With less than a week until America casts ballots in what has become one of the most controversial US presidential elections in history, TED invited the social psychologist and expert on the psychology of morality Jonathan Haidt to talk about our divisions — and how we might heal.
In conversation with TED curator Chris Anderson at TED HQ in New York, Haidt draws on a social science perspective to explain why people on the left and right don’t just disagree with each other these days, they actually think the other side is a threat to the nation.
“We’re tribal — we evolved for tribalism,” Haidt explains. “It’s how we created society. We’re not doomed to always be fighting each other, but we’ll never have world peace.”
On the left, that tribalism has manifested itself with people who want to define their tribe more globally. On the right, the definition stops at local communities and nations. Haidt quotes the UK pollster Stephan Shakespeare, who put it this way: “We are either ‘drawbridge up’ people or ‘drawbridge down’ people.”
Another principle of social science explains why political arguments feel so unreasonable lately: As humans, our intuition comes first, while reason comes second. “Our intelligence actually may have evolved to help us manipulate each other and defend our reputations,” Haidt says. “That’s why you can’t win a political argument with reasoning and evidence.” Add in the internet, he says, and our post-hoc reasoning is ramped up on speed.
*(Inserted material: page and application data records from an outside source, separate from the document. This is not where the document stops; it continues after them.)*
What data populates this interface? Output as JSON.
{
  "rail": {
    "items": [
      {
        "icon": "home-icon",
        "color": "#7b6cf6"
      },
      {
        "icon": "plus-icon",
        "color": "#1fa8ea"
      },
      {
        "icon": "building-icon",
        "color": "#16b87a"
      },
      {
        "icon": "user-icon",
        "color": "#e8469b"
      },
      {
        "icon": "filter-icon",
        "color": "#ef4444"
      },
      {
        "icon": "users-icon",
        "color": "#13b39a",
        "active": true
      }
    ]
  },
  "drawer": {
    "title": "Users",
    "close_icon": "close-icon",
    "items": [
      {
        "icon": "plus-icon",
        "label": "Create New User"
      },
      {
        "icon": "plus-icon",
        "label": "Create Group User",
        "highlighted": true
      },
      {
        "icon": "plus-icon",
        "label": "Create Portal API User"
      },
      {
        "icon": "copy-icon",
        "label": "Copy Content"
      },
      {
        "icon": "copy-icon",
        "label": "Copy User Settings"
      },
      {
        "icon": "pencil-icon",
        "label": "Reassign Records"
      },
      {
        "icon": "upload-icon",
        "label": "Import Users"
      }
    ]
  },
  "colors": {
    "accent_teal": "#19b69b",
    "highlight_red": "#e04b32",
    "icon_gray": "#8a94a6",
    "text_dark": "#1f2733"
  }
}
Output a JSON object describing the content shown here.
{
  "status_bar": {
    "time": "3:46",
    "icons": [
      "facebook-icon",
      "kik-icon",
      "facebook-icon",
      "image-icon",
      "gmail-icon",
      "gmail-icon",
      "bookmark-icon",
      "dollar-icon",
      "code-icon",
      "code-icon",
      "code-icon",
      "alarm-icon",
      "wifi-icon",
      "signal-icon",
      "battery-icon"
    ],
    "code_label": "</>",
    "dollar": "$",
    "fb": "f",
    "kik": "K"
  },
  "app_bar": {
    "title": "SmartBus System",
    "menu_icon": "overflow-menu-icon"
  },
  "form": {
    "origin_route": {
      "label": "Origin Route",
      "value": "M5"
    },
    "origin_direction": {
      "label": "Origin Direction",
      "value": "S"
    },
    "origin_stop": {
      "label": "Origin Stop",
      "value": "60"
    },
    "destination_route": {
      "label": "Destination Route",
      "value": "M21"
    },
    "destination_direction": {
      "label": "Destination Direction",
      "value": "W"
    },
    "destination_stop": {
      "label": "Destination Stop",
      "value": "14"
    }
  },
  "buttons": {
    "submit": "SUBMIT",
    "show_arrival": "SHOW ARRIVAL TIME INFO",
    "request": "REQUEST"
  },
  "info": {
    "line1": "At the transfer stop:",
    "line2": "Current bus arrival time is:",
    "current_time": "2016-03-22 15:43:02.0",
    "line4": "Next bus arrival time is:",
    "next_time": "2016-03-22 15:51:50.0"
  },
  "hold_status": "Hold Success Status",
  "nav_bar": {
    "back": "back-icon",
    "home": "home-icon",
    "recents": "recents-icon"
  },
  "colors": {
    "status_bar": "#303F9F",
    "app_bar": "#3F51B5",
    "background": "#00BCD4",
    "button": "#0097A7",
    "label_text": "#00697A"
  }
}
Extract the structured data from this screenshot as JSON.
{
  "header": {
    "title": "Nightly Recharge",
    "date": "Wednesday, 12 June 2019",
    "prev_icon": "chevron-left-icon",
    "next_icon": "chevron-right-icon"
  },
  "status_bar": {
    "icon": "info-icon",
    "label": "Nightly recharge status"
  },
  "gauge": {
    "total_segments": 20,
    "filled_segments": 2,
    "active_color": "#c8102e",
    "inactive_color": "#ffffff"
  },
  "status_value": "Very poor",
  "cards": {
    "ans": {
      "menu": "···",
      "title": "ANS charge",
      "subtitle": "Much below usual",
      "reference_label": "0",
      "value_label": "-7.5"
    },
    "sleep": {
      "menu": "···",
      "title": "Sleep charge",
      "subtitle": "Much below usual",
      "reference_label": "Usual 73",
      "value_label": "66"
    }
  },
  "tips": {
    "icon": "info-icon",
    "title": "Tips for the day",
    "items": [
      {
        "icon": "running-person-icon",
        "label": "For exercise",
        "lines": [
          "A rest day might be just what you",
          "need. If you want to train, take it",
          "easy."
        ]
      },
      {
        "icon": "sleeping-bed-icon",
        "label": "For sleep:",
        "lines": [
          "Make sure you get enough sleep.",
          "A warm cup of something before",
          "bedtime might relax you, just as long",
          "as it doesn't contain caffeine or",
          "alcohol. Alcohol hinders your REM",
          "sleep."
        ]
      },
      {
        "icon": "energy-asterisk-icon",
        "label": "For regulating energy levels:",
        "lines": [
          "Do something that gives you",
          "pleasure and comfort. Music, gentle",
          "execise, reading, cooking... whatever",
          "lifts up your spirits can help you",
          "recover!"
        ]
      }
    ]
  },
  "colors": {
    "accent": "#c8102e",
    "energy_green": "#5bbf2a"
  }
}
There’s also a historical explanation for the current division, Haidt says. The influence of World War II can’t be overstated, because the generation of people who fought and endured it had to learn to come together to endure hardships, making them more cooperative and willing to compromise even years later. The next generation, the Baby Boomers, grew up without the same kind of unifying national event, and never had to confront the fatal consequences of divisiveness the way their parents did. So, he says, it makes sense that they wouldn’t be able to compromise in politics.
So is there a salve for a divided America?
Haidt provides an interesting vision for how we might move forward. America was built on federalism and local control, he reminds us, and conservatives continue to value small government. World War II and then the Baby Boomers put more and more control in the hands of the federal government — in part, Haidt says, as a political maneuver to get Civil Rights legislation passed. But now, he points out, young people today are watching the government, specifically Congress, accomplish nothing at all. “What if young people find ways outside of government to make change?” he asks. “If we can take an awful lot off the federal plate, then people won’t feel the government is dominating their life as much.”
“Both sides are right about something,” Haidt says. “There are a lot of problems in the country, but neither side is capable of seeing them all.” He suggests turning to the ancient wisdom of Buddha, Jesus and Marcus Aurelius for advice on how to drop fear, reframe our differences and stop seeing other people as your enemy. “Be more humble; you don’t know as much as you think,” he says. “Make an effort to meet someone on the other side. Only with people who challenge us can we find the truth.”